Currently a resident alien, he says he must wait another year before he can apply for U.S. citizenship -- 2 1/2 years longer than usual because of his former membership in the Communist Party.

"I could ask Congress for a private bill but I don't want to do that," says Shevchenko, who is a trustee of the Jamestown Foundation, a Washington-based group established to aid high-level eastern bloc defectors.

"It's a great feeling I get from the people, to know that they are behind me," he says, sounding for the moment like an Olympic gold-medalist (as played, perhaps, by Peter Lorre). "I really believe that sincerely . . .

"I hear some people call me 'the spy who came in from the cold to get to the gold.' But I had much more gold before the cold.

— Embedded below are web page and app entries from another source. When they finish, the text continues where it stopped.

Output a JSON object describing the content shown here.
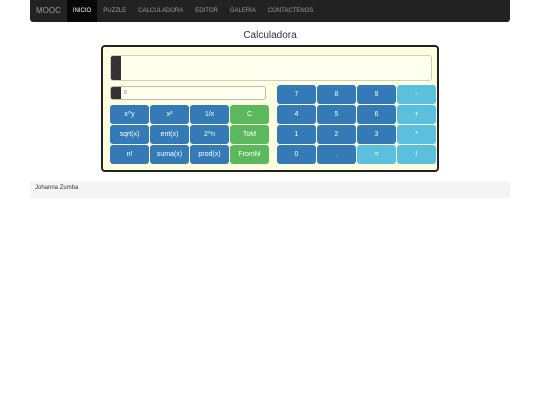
{
  "navbar": {
    "brand": "MOOC",
    "items": [
      "INICIO",
      "PUZZLE",
      "CALCULADORA",
      "EDITOR",
      "GALERIA",
      "CONTACTENOS"
    ]
  },
  "page": {
    "title": "Calculadora"
  },
  "calculator": {
    "display_value": "",
    "memory_placeholder": "0",
    "function_buttons": [
      [
        "x^y",
        "x²",
        "1/x",
        "C"
      ],
      [
        "sqrt(x)",
        "ent(x)",
        "2^n",
        "ToM"
      ],
      [
        "n!",
        "suma(x)",
        "prod(x)",
        "FromM"
      ]
    ],
    "keypad": [
      [
        "7",
        "8",
        "9",
        "-"
      ],
      [
        "4",
        "5",
        "6",
        "+"
      ],
      [
        "1",
        "2",
        "3",
        "*"
      ],
      [
        "0",
        ".",
        "=",
        "/"
      ]
    ]
  },
  "footer": {
    "author": "Johanna Zumba"
  },
  "colors": {
    "primary": "#337ab7",
    "success": "#5cb85c",
    "info": "#5bc0de",
    "calc_background": "#ffffe0",
    "navbar": "#222222"
  }
}
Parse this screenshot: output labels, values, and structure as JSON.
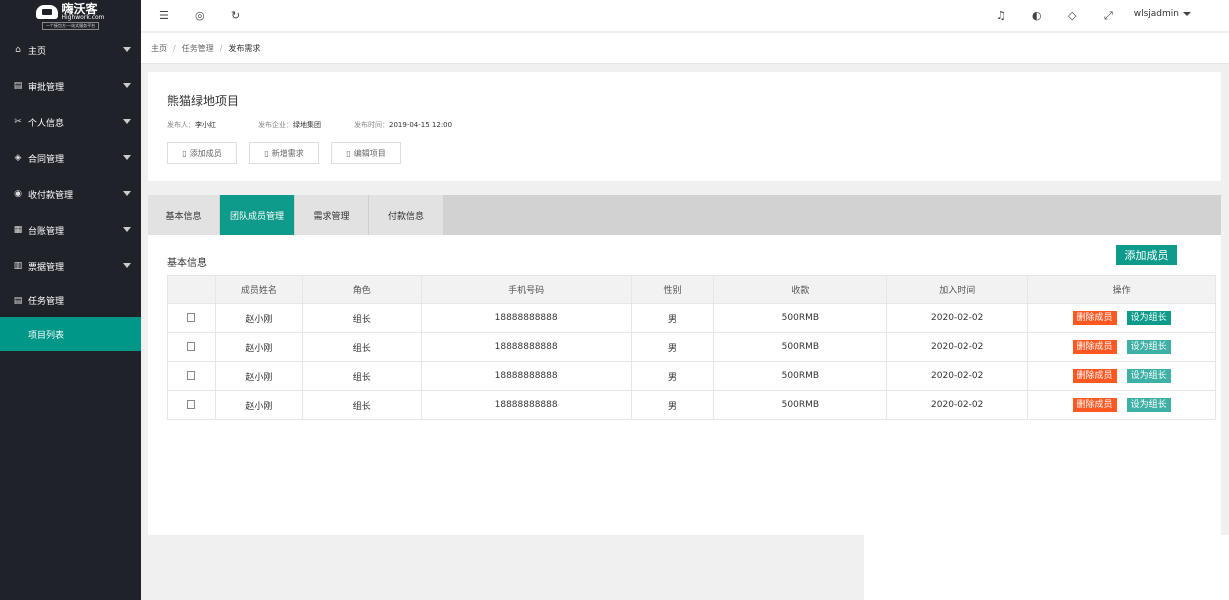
{
  "logo": {
    "name_cn": "嗨沃客",
    "name_en": "Highwork.com",
    "slogan": "一个接包方·一站式服务平台"
  },
  "sidebar": {
    "items": [
      {
        "label": "主页",
        "icon": "home-icon"
      },
      {
        "label": "审批管理",
        "icon": "approval-icon"
      },
      {
        "label": "个人信息",
        "icon": "user-info-icon"
      },
      {
        "label": "合同管理",
        "icon": "contract-icon"
      },
      {
        "label": "收付款管理",
        "icon": "payment-icon"
      },
      {
        "label": "台账管理",
        "icon": "ledger-icon"
      },
      {
        "label": "票据管理",
        "icon": "invoice-icon"
      },
      {
        "label": "任务管理",
        "icon": "task-icon"
      }
    ],
    "sub_item": "项目列表"
  },
  "header": {
    "user": "wlsjadmin"
  },
  "breadcrumb": {
    "home": "主页",
    "level1": "任务管理",
    "current": "发布需求"
  },
  "project": {
    "title": "熊猫绿地项目",
    "publisher_label": "发布人：",
    "publisher": "李小红",
    "company_label": "发布企业：",
    "company": "绿地集团",
    "time_label": "发布时间：",
    "time": "2019-04-15 12:00",
    "buttons": [
      "添加成员",
      "新增需求",
      "编辑项目"
    ]
  },
  "tabs": [
    "基本信息",
    "团队成员管理",
    "需求管理",
    "付款信息"
  ],
  "active_tab": "团队成员管理",
  "panel": {
    "title": "基本信息",
    "add_button": "添加成员",
    "columns": [
      "",
      "成员姓名",
      "角色",
      "手机号码",
      "性别",
      "收款",
      "加入时间",
      "操作"
    ],
    "rows": [
      {
        "name": "赵小刚",
        "role": "组长",
        "phone": "18888888888",
        "gender": "男",
        "amount": "500RMB",
        "joined": "2020-02-02"
      },
      {
        "name": "赵小刚",
        "role": "组长",
        "phone": "18888888888",
        "gender": "男",
        "amount": "500RMB",
        "joined": "2020-02-02"
      },
      {
        "name": "赵小刚",
        "role": "组长",
        "phone": "18888888888",
        "gender": "男",
        "amount": "500RMB",
        "joined": "2020-02-02"
      },
      {
        "name": "赵小刚",
        "role": "组长",
        "phone": "18888888888",
        "gender": "男",
        "amount": "500RMB",
        "joined": "2020-02-02"
      }
    ],
    "op_delete": "删除成员",
    "op_lead": "设为组长"
  },
  "colors": {
    "accent": "#009688",
    "danger": "#ff5722",
    "sidebar_bg": "#20222a"
  }
}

You see the lawn?" he says, gesturing toward a white-curtained window. "In Russia I had a dacha with woods all around and a lawn for half a mile."

He was born 54 years ago in the Ukraine, a doctor's son who dashed up the rungs of Soviet society -- where "Machiavelli would have been a student, not a professor," as he writes in his book -- to become a privileged and powerful man, a prote'ge' to Foreign Minister Andrei Gromyko.

Maybe he could have shown Machiavelli a thing or two?

"Perhaps so!" he agrees with a laugh.

Why he decided to give it all up is still a matter of speculation. Shevchenko says he did it for freedom. Others have suggested that he might have been blackmailed into it by the CIA -- a charge he vehemently denies.

"The trouble in the intelligence world is you never know who to believe," says a former newspaper correspondent to Moscow who asks for anonymity. "For all I know, the Kremlin could be laughing their sweet little hearts out."

"He betrayed his country, and that speaks for itself," scoffs the Soviet Embassy's press spokesman, Michael Lysenko.

Shevchenko has lived in and out of the spotlight since April 1978, when he became the highest ranking Soviet official ever to defect while serving as the Soviet mission's undersecretary to the United Nations. A month later, his first wife Lina, who had been spirited by the Soviets to Moscow along with their teen-age daughter, died of a drug overdose (a suicide, the Russians said). A few months after that, a call girl named Judy Chavez announced that Shevchenko had paid her for companionship with money from the CIA. Shevchenko admitted the relationship, but denied that the money, some $40,000, had come from the CIA.

"I lived a nightmare for a few months," he says. "It is bad taste for American press to revive the Chavez incident. Some of you, even in the presence of Elaine, do that."

Shevchenko's life has calmed down considerably since he met and, after a six-week courtship, married Elaine Jackson in December 1978. A veteran court reporter, she helped him write his book -- correcting such mistakes as his habitual substitution of "wives" for "views," as in, "The ambassador and I exchanged wives on the subject of detente."

"I just thought he was fascinating," she says. "I had never met anybody from the Soviet Union before."

It is time to head for the press club, where Shevchenko will banter with guests at a cocktail reception ("Who's going to play you in the movie?" "Myself -- if I can change my face and do something with my hair") and talk about the Soviet-American arms negotiations in Geneva, urging the Americans to be wary. Before he gets out of the taxi at the National Press Building, he asks the driver for a receipt.

"This is very American, too!" he says, as he pockets the receipt with another explosive laugh.